** Opening Records supplied block **

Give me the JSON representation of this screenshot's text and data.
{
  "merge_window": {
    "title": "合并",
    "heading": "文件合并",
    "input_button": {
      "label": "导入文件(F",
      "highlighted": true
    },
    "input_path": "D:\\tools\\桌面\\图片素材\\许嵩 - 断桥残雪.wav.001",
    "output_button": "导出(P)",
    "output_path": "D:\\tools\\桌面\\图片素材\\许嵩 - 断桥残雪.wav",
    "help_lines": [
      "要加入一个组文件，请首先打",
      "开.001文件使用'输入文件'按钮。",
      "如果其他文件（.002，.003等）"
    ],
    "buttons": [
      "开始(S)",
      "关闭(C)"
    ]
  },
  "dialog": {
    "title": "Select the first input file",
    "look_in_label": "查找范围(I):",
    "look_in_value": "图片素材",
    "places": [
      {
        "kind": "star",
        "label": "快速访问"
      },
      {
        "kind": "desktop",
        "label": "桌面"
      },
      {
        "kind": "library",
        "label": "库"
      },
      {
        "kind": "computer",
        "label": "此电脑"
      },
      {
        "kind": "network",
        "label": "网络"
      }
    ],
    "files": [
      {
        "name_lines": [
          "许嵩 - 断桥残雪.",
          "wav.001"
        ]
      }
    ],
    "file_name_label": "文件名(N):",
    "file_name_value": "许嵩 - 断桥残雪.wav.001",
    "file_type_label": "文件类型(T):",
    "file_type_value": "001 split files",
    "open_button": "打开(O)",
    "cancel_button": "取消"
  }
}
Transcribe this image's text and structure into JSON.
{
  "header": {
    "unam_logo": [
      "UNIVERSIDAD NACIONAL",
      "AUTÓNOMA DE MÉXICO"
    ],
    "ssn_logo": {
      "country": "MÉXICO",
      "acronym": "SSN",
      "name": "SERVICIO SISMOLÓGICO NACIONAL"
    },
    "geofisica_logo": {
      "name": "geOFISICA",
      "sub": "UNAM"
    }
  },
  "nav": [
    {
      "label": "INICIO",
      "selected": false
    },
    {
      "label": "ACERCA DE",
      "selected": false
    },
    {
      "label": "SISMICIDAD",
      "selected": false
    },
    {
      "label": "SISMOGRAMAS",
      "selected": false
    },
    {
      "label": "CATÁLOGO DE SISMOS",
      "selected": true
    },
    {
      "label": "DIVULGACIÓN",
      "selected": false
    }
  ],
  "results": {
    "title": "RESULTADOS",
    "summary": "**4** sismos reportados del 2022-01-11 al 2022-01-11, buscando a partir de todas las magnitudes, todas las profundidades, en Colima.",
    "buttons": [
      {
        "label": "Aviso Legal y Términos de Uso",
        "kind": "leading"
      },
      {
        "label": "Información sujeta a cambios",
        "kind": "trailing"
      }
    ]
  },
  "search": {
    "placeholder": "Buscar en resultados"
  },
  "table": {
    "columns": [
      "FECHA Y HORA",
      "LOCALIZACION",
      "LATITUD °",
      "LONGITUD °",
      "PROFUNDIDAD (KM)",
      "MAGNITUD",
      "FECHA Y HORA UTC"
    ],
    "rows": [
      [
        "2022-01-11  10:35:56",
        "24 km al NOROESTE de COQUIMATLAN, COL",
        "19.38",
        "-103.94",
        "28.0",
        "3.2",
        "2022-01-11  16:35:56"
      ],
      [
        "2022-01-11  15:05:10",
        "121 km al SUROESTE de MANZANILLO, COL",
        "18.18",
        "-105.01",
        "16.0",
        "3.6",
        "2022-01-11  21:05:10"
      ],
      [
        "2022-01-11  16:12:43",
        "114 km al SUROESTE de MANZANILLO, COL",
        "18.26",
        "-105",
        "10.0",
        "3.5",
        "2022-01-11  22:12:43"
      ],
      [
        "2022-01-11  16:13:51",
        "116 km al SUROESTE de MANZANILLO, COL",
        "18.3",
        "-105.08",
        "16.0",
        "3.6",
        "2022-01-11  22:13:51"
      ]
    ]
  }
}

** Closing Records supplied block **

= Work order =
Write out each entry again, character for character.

= Finished exercise =
Give me the JSON representation of this screenshot's text and data.
{
  "merge_window": {
    "title": "合并",
    "heading": "文件合并",
    "input_button": {
      "label": "导入文件(F",
      "highlighted": true
    },
    "input_path": "D:\\tools\\桌面\\图片素材\\许嵩 - 断桥残雪.wav.001",
    "output_button": "导出(P)",
    "output_path": "D:\\tools\\桌面\\图片素材\\许嵩 - 断桥残雪.wav",
    "help_lines": [
      "要加入一个组文件，请首先打",
      "开.001文件使用'输入文件'按钮。",
      "如果其他文件（.002，.003等）"
    ],
    "buttons": [
      "开始(S)",
      "关闭(C)"
    ]
  },
  "dialog": {
    "title": "Select the first input file",
    "look_in_label": "查找范围(I):",
    "look_in_value": "图片素材",
    "places": [
      {
        "kind": "star",
        "label": "快速访问"
      },
      {
        "kind": "desktop",
        "label": "桌面"
      },
      {
        "kind": "library",
        "label": "库"
      },
      {
        "kind": "computer",
        "label": "此电脑"
      },
      {
        "kind": "network",
        "label": "网络"
      }
    ],
    "files": [
      {
        "name_lines": [
          "许嵩 - 断桥残雪.",
          "wav.001"
        ]
      }
    ],
    "file_name_label": "文件名(N):",
    "file_name_value": "许嵩 - 断桥残雪.wav.001",
    "file_type_label": "文件类型(T):",
    "file_type_value": "001 split files",
    "open_button": "打开(O)",
    "cancel_button": "取消"
  }
}
Transcribe this image's text and structure into JSON.
{
  "header": {
    "unam_logo": [
      "UNIVERSIDAD NACIONAL",
      "AUTÓNOMA DE MÉXICO"
    ],
    "ssn_logo": {
      "country": "MÉXICO",
      "acronym": "SSN",
      "name": "SERVICIO SISMOLÓGICO NACIONAL"
    },
    "geofisica_logo": {
      "name": "geOFISICA",
      "sub": "UNAM"
    }
  },
  "nav": [
    {
      "label": "INICIO",
      "selected": false
    },
    {
      "label": "ACERCA DE",
      "selected": false
    },
    {
      "label": "SISMICIDAD",
      "selected": false
    },
    {
      "label": "SISMOGRAMAS",
      "selected": false
    },
    {
      "label": "CATÁLOGO DE SISMOS",
      "selected": true
    },
    {
      "label": "DIVULGACIÓN",
      "selected": false
    }
  ],
  "results": {
    "title": "RESULTADOS",
    "summary": "**4** sismos reportados del 2022-01-11 al 2022-01-11, buscando a partir de todas las magnitudes, todas las profundidades, en Colima.",
    "buttons": [
      {
        "label": "Aviso Legal y Términos de Uso",
        "kind": "leading"
      },
      {
        "label": "Información sujeta a cambios",
        "kind": "trailing"
      }
    ]
  },
  "search": {
    "placeholder": "Buscar en resultados"
  },
  "table": {
    "columns": [
      "FECHA Y HORA",
      "LOCALIZACION",
      "LATITUD °",
      "LONGITUD °",
      "PROFUNDIDAD (KM)",
      "MAGNITUD",
      "FECHA Y HORA UTC"
    ],
    "rows": [
      [
        "2022-01-11  10:35:56",
        "24 km al NOROESTE de COQUIMATLAN, COL",
        "19.38",
        "-103.94",
        "28.0",
        "3.2",
        "2022-01-11  16:35:56"
      ],
      [
        "2022-01-11  15:05:10",
        "121 km al SUROESTE de MANZANILLO, COL",
        "18.18",
        "-105.01",
        "16.0",
        "3.6",
        "2022-01-11  21:05:10"
      ],
      [
        "2022-01-11  16:12:43",
        "114 km al SUROESTE de MANZANILLO, COL",
        "18.26",
        "-105",
        "10.0",
        "3.5",
        "2022-01-11  22:12:43"
      ],
      [
        "2022-01-11  16:13:51",
        "116 km al SUROESTE de MANZANILLO, COL",
        "18.3",
        "-105.08",
        "16.0",
        "3.6",
        "2022-01-11  22:13:51"
      ]
    ]
  }
}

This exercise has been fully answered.